Data for this task Start Marker
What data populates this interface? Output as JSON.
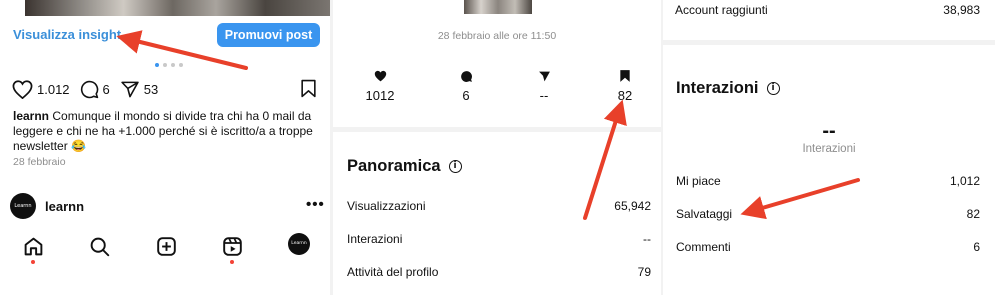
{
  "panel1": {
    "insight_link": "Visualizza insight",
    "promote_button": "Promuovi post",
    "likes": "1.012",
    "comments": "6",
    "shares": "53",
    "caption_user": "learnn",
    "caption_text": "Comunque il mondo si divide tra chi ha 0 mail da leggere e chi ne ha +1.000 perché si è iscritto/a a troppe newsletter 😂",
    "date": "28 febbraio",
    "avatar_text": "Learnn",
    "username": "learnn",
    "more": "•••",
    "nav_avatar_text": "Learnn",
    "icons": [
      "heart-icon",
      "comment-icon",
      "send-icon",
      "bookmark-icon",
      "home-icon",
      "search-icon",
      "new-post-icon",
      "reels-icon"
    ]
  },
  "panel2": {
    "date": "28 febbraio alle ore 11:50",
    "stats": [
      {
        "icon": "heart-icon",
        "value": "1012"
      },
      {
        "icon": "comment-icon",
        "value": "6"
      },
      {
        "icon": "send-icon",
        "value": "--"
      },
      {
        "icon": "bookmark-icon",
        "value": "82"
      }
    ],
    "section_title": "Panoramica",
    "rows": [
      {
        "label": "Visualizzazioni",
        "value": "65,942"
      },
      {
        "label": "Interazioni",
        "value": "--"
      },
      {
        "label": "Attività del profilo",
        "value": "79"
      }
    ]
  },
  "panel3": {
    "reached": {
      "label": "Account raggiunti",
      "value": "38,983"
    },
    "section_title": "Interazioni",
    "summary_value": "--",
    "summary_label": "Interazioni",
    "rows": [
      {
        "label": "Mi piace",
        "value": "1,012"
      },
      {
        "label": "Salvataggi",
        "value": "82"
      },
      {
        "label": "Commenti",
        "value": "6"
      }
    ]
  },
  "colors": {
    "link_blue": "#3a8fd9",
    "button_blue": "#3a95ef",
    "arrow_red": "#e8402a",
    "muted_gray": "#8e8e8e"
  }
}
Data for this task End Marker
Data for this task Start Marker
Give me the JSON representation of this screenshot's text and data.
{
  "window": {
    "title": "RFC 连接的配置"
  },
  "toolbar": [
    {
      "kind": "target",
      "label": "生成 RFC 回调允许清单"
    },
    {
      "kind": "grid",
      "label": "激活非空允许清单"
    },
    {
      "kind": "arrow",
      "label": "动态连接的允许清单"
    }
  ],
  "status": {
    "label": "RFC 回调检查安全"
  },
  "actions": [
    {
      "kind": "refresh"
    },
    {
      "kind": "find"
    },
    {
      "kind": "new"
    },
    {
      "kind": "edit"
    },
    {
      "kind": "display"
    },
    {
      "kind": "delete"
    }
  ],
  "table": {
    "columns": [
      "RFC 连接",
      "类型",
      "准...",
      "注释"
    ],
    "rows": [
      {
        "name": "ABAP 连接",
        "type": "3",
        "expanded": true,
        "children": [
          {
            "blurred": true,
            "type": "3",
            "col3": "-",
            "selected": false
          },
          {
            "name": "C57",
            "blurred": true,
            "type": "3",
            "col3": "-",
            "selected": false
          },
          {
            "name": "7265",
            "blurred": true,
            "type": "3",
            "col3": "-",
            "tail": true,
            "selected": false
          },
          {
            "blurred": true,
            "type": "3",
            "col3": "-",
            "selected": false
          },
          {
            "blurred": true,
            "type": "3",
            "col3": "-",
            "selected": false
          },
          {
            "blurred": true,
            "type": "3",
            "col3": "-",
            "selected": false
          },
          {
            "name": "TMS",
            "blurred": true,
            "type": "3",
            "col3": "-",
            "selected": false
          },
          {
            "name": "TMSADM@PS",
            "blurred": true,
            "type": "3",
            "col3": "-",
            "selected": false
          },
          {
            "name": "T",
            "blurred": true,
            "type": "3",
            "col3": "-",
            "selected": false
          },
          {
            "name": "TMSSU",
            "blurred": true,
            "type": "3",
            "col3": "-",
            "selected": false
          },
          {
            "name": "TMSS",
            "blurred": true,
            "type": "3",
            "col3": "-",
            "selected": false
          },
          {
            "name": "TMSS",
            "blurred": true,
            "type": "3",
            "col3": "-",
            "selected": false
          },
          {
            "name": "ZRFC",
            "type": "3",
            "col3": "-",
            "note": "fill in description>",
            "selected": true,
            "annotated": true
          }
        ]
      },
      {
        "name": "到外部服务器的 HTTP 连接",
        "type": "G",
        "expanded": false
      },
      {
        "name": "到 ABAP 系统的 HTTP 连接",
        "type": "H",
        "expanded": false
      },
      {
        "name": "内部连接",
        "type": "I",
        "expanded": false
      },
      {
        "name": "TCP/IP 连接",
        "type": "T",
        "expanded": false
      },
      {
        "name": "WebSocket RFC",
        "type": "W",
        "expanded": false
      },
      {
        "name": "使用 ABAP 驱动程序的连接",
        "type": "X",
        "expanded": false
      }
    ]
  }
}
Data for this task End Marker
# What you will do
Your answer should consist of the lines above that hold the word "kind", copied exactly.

# Answer for the task
      "kind": "target",
      "kind": "grid",
      "kind": "arrow",
      "kind": "refresh"
      "kind": "find"
      "kind": "new"
      "kind": "edit"
      "kind": "display"
      "kind": "delete"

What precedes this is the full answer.